**Your goal**
The string "September" appears in some lines of the entries that follow; copy each such line.

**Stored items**
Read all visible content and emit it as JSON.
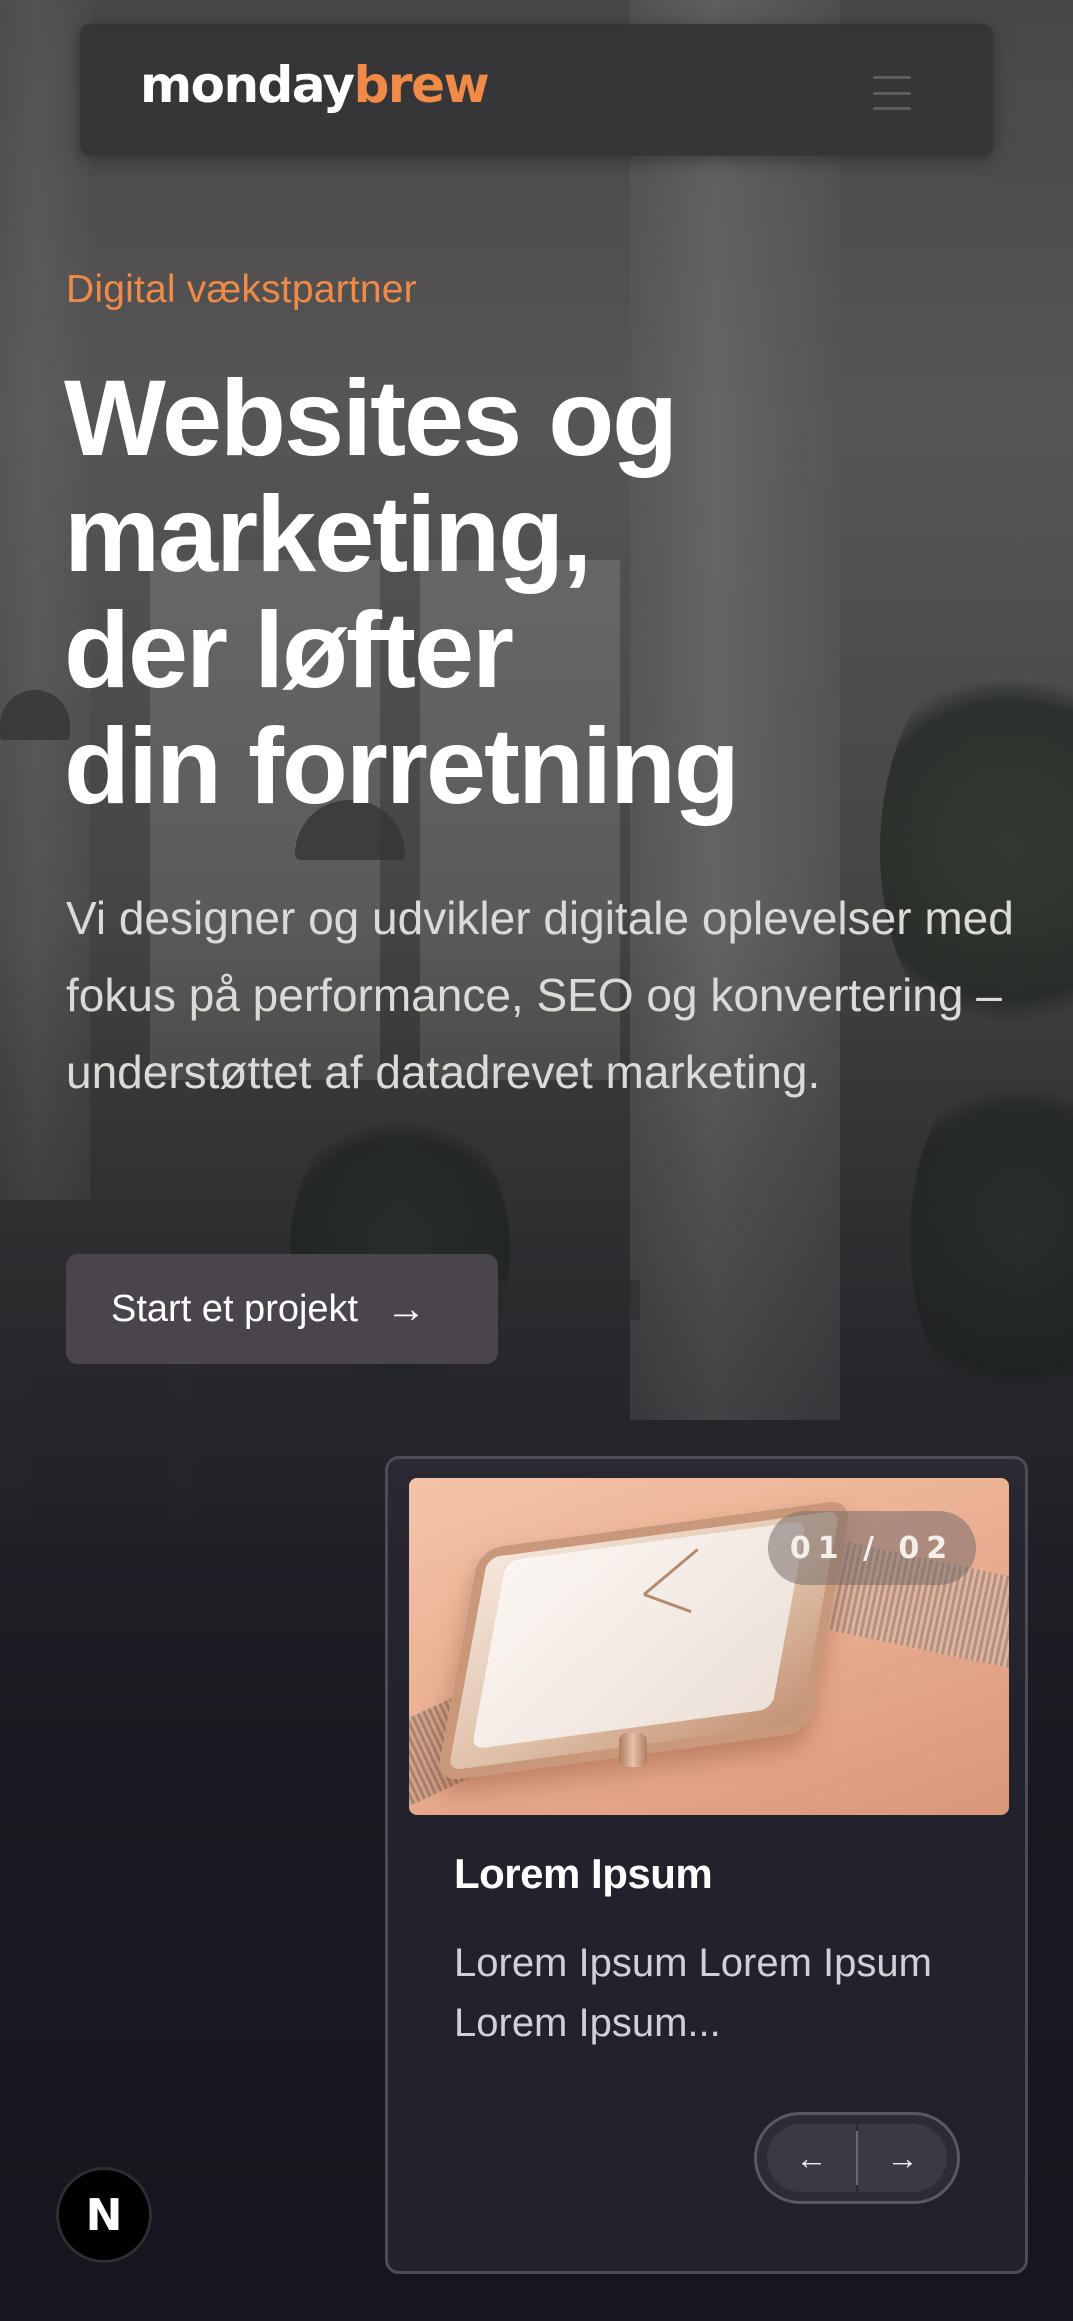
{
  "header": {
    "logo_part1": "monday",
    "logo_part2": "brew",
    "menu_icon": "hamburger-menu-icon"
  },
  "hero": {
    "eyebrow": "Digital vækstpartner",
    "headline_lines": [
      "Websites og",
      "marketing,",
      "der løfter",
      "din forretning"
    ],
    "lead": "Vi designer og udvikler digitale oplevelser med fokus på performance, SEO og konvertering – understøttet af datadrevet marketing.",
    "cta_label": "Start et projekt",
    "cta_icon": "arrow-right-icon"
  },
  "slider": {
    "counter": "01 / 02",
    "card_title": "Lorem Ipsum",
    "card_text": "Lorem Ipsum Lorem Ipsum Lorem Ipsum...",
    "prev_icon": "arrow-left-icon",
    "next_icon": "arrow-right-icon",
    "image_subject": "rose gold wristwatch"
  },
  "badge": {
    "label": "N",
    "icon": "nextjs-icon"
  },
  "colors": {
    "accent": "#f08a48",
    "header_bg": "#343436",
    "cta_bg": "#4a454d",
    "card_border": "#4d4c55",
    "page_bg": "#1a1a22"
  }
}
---
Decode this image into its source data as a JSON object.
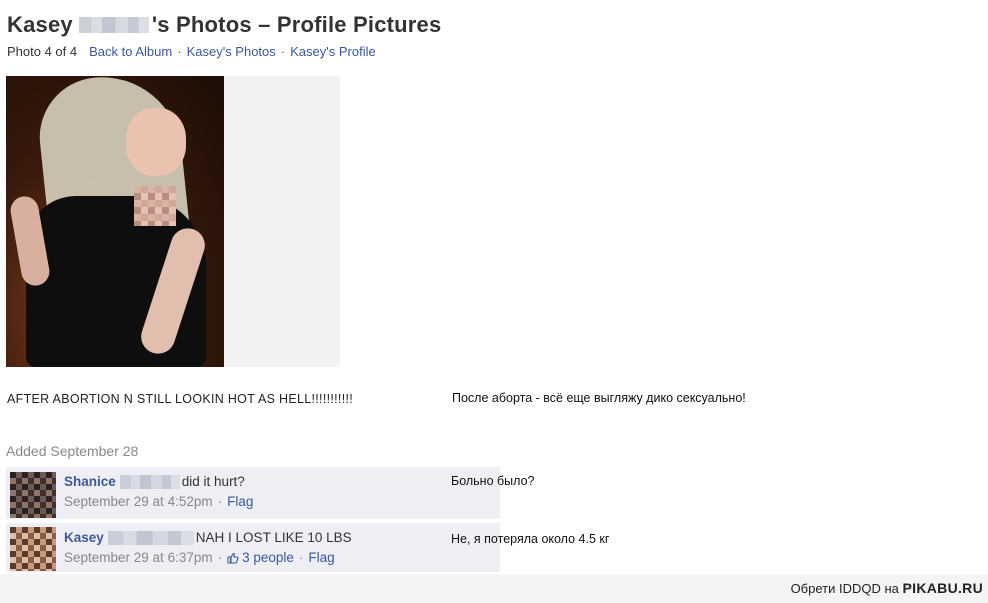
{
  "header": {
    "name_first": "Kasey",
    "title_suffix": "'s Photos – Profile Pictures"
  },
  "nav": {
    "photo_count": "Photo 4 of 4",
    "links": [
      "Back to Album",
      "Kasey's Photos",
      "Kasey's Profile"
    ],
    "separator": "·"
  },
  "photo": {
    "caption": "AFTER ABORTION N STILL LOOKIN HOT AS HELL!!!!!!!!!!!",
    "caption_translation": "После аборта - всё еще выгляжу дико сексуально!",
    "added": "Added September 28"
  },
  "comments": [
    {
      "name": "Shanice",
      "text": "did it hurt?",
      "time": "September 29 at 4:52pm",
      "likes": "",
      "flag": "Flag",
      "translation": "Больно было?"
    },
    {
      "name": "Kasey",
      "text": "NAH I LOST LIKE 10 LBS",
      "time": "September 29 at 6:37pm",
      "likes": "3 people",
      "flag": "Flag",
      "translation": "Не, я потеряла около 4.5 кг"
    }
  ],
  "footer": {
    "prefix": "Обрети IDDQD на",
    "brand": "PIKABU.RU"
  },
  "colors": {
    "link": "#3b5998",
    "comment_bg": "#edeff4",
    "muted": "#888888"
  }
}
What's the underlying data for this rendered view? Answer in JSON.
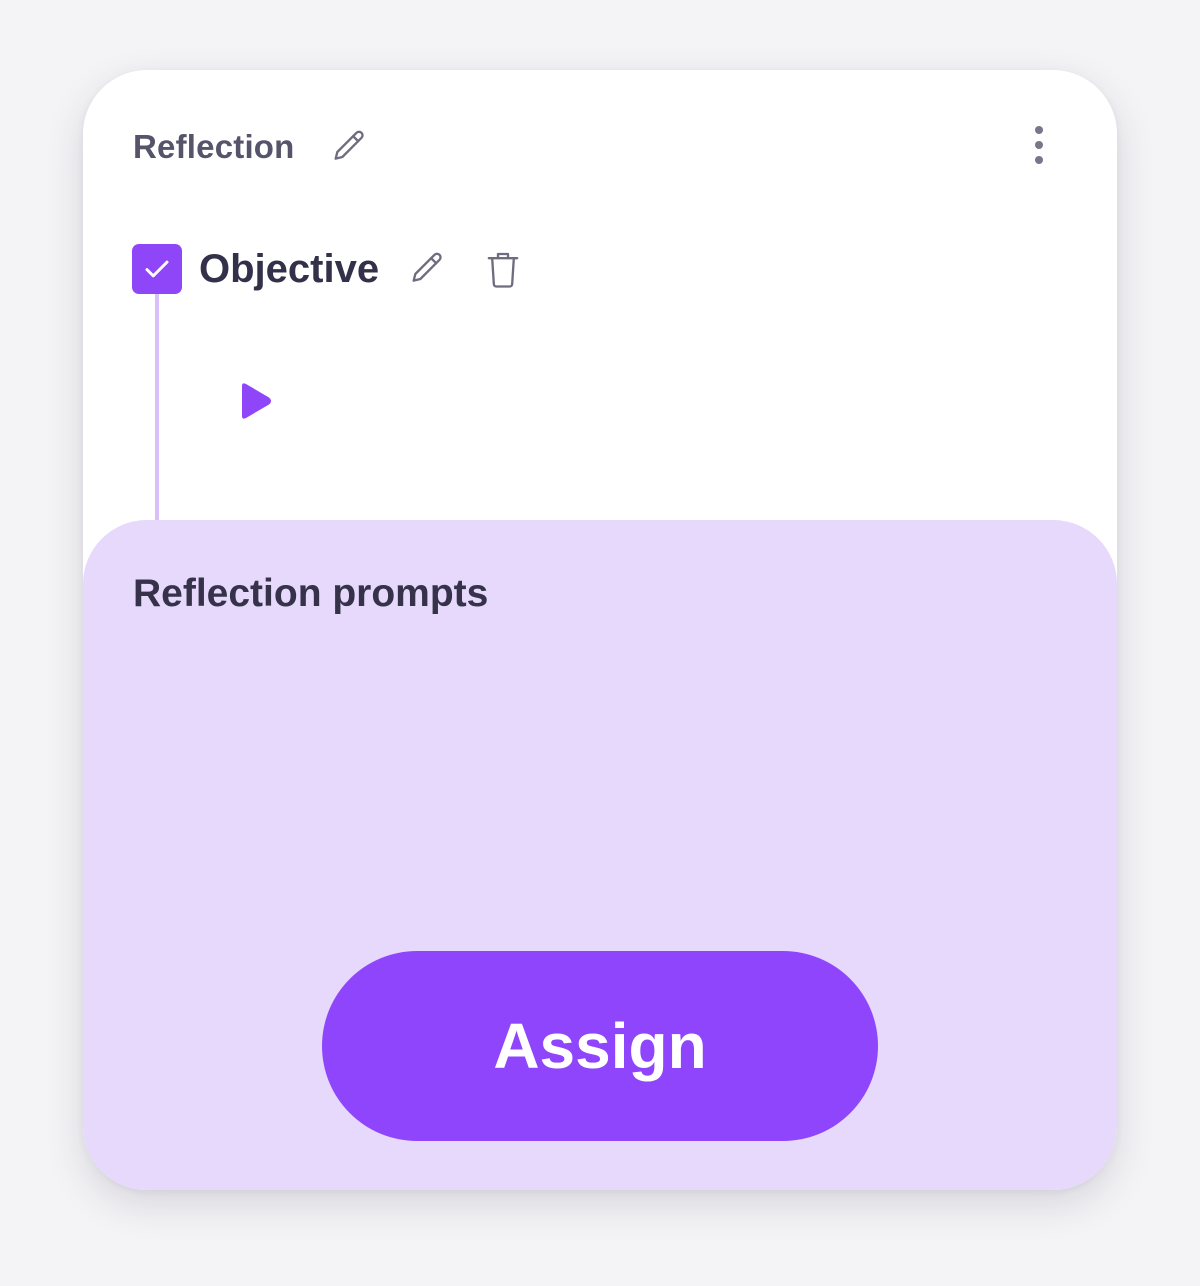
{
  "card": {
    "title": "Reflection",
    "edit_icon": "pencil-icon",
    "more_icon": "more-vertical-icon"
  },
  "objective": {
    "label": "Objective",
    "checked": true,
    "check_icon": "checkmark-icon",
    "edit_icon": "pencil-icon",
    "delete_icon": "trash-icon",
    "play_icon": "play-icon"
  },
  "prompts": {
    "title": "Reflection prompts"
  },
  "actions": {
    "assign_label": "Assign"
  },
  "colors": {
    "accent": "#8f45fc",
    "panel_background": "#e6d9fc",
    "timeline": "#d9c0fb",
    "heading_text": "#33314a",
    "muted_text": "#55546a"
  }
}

**Result below**
    "added": "Added September 28"
      "time": "September 29 at 4:52pm",
      "time": "September 29 at 6:37pm",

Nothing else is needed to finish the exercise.